#### What you should do
Search the data below for "structure"; list each line that holds it.
(Input data)
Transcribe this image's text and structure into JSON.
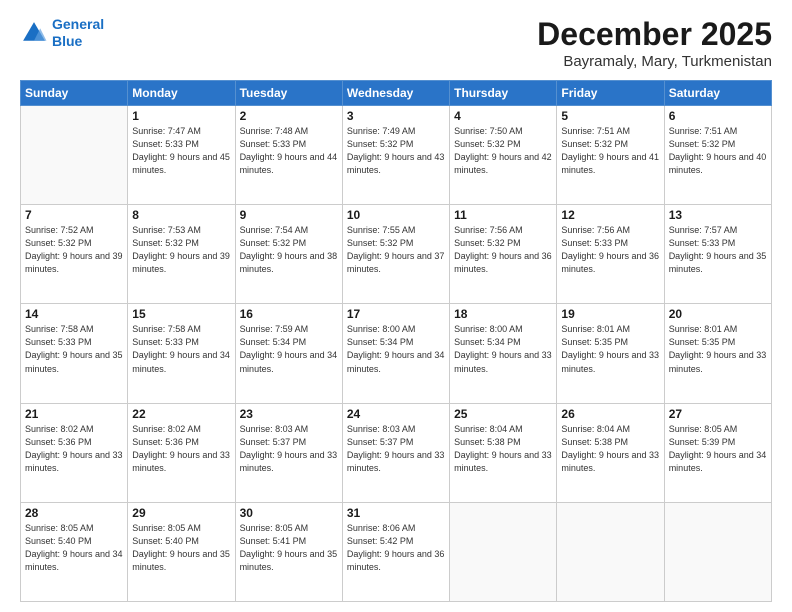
{
  "header": {
    "logo_line1": "General",
    "logo_line2": "Blue",
    "title": "December 2025",
    "subtitle": "Bayramaly, Mary, Turkmenistan"
  },
  "weekdays": [
    "Sunday",
    "Monday",
    "Tuesday",
    "Wednesday",
    "Thursday",
    "Friday",
    "Saturday"
  ],
  "weeks": [
    [
      {
        "day": "",
        "sunrise": "",
        "sunset": "",
        "daylight": ""
      },
      {
        "day": "1",
        "sunrise": "Sunrise: 7:47 AM",
        "sunset": "Sunset: 5:33 PM",
        "daylight": "Daylight: 9 hours and 45 minutes."
      },
      {
        "day": "2",
        "sunrise": "Sunrise: 7:48 AM",
        "sunset": "Sunset: 5:33 PM",
        "daylight": "Daylight: 9 hours and 44 minutes."
      },
      {
        "day": "3",
        "sunrise": "Sunrise: 7:49 AM",
        "sunset": "Sunset: 5:32 PM",
        "daylight": "Daylight: 9 hours and 43 minutes."
      },
      {
        "day": "4",
        "sunrise": "Sunrise: 7:50 AM",
        "sunset": "Sunset: 5:32 PM",
        "daylight": "Daylight: 9 hours and 42 minutes."
      },
      {
        "day": "5",
        "sunrise": "Sunrise: 7:51 AM",
        "sunset": "Sunset: 5:32 PM",
        "daylight": "Daylight: 9 hours and 41 minutes."
      },
      {
        "day": "6",
        "sunrise": "Sunrise: 7:51 AM",
        "sunset": "Sunset: 5:32 PM",
        "daylight": "Daylight: 9 hours and 40 minutes."
      }
    ],
    [
      {
        "day": "7",
        "sunrise": "Sunrise: 7:52 AM",
        "sunset": "Sunset: 5:32 PM",
        "daylight": "Daylight: 9 hours and 39 minutes."
      },
      {
        "day": "8",
        "sunrise": "Sunrise: 7:53 AM",
        "sunset": "Sunset: 5:32 PM",
        "daylight": "Daylight: 9 hours and 39 minutes."
      },
      {
        "day": "9",
        "sunrise": "Sunrise: 7:54 AM",
        "sunset": "Sunset: 5:32 PM",
        "daylight": "Daylight: 9 hours and 38 minutes."
      },
      {
        "day": "10",
        "sunrise": "Sunrise: 7:55 AM",
        "sunset": "Sunset: 5:32 PM",
        "daylight": "Daylight: 9 hours and 37 minutes."
      },
      {
        "day": "11",
        "sunrise": "Sunrise: 7:56 AM",
        "sunset": "Sunset: 5:32 PM",
        "daylight": "Daylight: 9 hours and 36 minutes."
      },
      {
        "day": "12",
        "sunrise": "Sunrise: 7:56 AM",
        "sunset": "Sunset: 5:33 PM",
        "daylight": "Daylight: 9 hours and 36 minutes."
      },
      {
        "day": "13",
        "sunrise": "Sunrise: 7:57 AM",
        "sunset": "Sunset: 5:33 PM",
        "daylight": "Daylight: 9 hours and 35 minutes."
      }
    ],
    [
      {
        "day": "14",
        "sunrise": "Sunrise: 7:58 AM",
        "sunset": "Sunset: 5:33 PM",
        "daylight": "Daylight: 9 hours and 35 minutes."
      },
      {
        "day": "15",
        "sunrise": "Sunrise: 7:58 AM",
        "sunset": "Sunset: 5:33 PM",
        "daylight": "Daylight: 9 hours and 34 minutes."
      },
      {
        "day": "16",
        "sunrise": "Sunrise: 7:59 AM",
        "sunset": "Sunset: 5:34 PM",
        "daylight": "Daylight: 9 hours and 34 minutes."
      },
      {
        "day": "17",
        "sunrise": "Sunrise: 8:00 AM",
        "sunset": "Sunset: 5:34 PM",
        "daylight": "Daylight: 9 hours and 34 minutes."
      },
      {
        "day": "18",
        "sunrise": "Sunrise: 8:00 AM",
        "sunset": "Sunset: 5:34 PM",
        "daylight": "Daylight: 9 hours and 33 minutes."
      },
      {
        "day": "19",
        "sunrise": "Sunrise: 8:01 AM",
        "sunset": "Sunset: 5:35 PM",
        "daylight": "Daylight: 9 hours and 33 minutes."
      },
      {
        "day": "20",
        "sunrise": "Sunrise: 8:01 AM",
        "sunset": "Sunset: 5:35 PM",
        "daylight": "Daylight: 9 hours and 33 minutes."
      }
    ],
    [
      {
        "day": "21",
        "sunrise": "Sunrise: 8:02 AM",
        "sunset": "Sunset: 5:36 PM",
        "daylight": "Daylight: 9 hours and 33 minutes."
      },
      {
        "day": "22",
        "sunrise": "Sunrise: 8:02 AM",
        "sunset": "Sunset: 5:36 PM",
        "daylight": "Daylight: 9 hours and 33 minutes."
      },
      {
        "day": "23",
        "sunrise": "Sunrise: 8:03 AM",
        "sunset": "Sunset: 5:37 PM",
        "daylight": "Daylight: 9 hours and 33 minutes."
      },
      {
        "day": "24",
        "sunrise": "Sunrise: 8:03 AM",
        "sunset": "Sunset: 5:37 PM",
        "daylight": "Daylight: 9 hours and 33 minutes."
      },
      {
        "day": "25",
        "sunrise": "Sunrise: 8:04 AM",
        "sunset": "Sunset: 5:38 PM",
        "daylight": "Daylight: 9 hours and 33 minutes."
      },
      {
        "day": "26",
        "sunrise": "Sunrise: 8:04 AM",
        "sunset": "Sunset: 5:38 PM",
        "daylight": "Daylight: 9 hours and 33 minutes."
      },
      {
        "day": "27",
        "sunrise": "Sunrise: 8:05 AM",
        "sunset": "Sunset: 5:39 PM",
        "daylight": "Daylight: 9 hours and 34 minutes."
      }
    ],
    [
      {
        "day": "28",
        "sunrise": "Sunrise: 8:05 AM",
        "sunset": "Sunset: 5:40 PM",
        "daylight": "Daylight: 9 hours and 34 minutes."
      },
      {
        "day": "29",
        "sunrise": "Sunrise: 8:05 AM",
        "sunset": "Sunset: 5:40 PM",
        "daylight": "Daylight: 9 hours and 35 minutes."
      },
      {
        "day": "30",
        "sunrise": "Sunrise: 8:05 AM",
        "sunset": "Sunset: 5:41 PM",
        "daylight": "Daylight: 9 hours and 35 minutes."
      },
      {
        "day": "31",
        "sunrise": "Sunrise: 8:06 AM",
        "sunset": "Sunset: 5:42 PM",
        "daylight": "Daylight: 9 hours and 36 minutes."
      },
      {
        "day": "",
        "sunrise": "",
        "sunset": "",
        "daylight": ""
      },
      {
        "day": "",
        "sunrise": "",
        "sunset": "",
        "daylight": ""
      },
      {
        "day": "",
        "sunrise": "",
        "sunset": "",
        "daylight": ""
      }
    ]
  ]
}
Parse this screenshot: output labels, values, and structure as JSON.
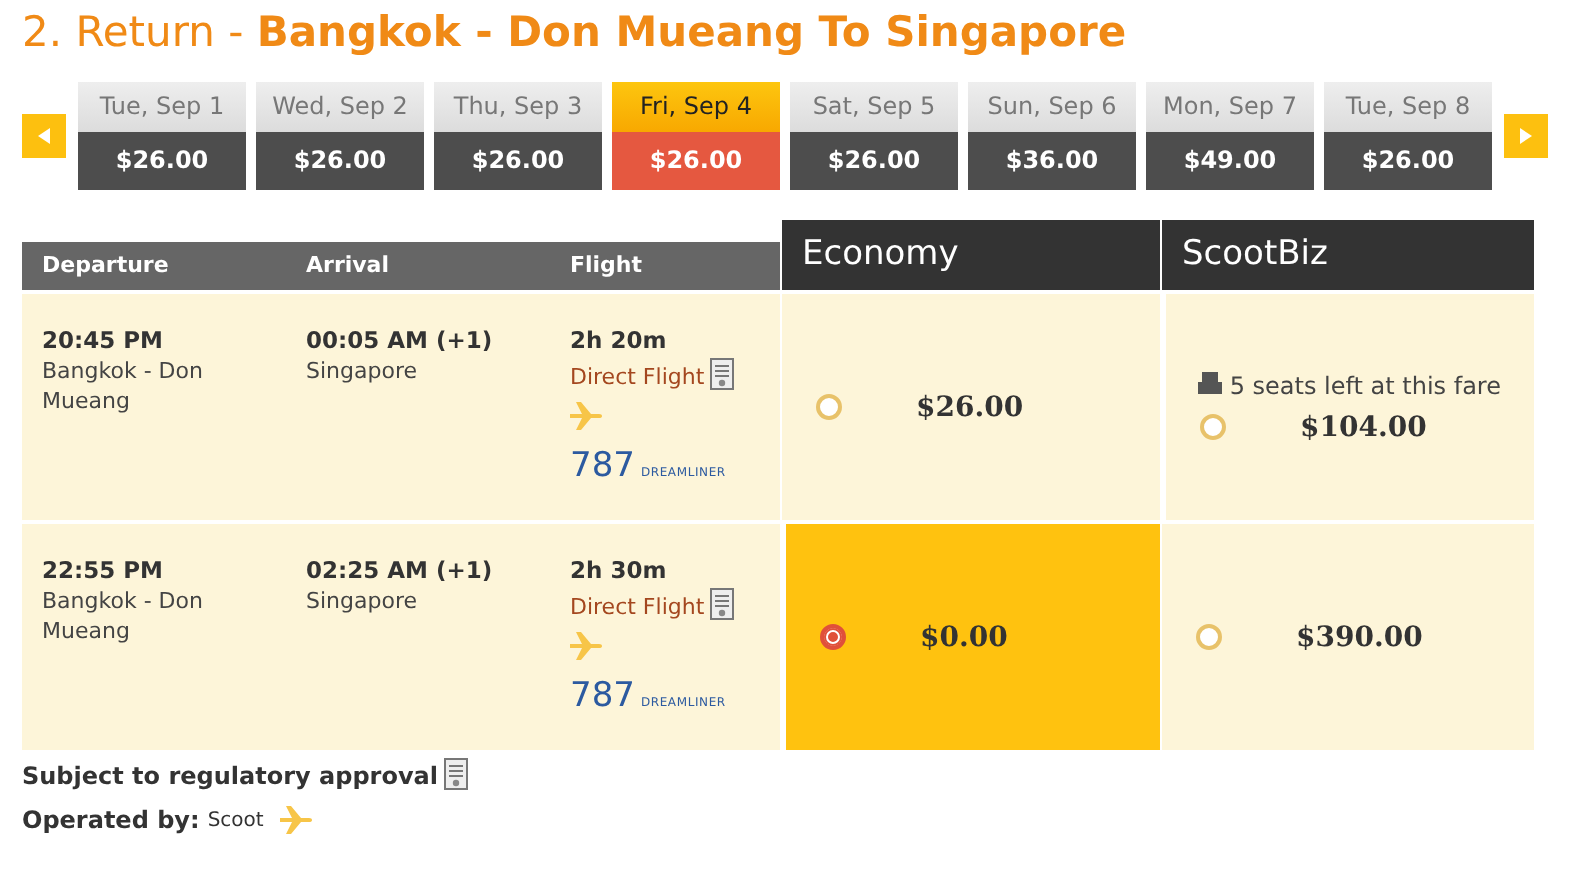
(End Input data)
#### Answer
Transcribe this image's text and structure into JSON.
Parse this screenshot: output labels, values, and structure as JSON.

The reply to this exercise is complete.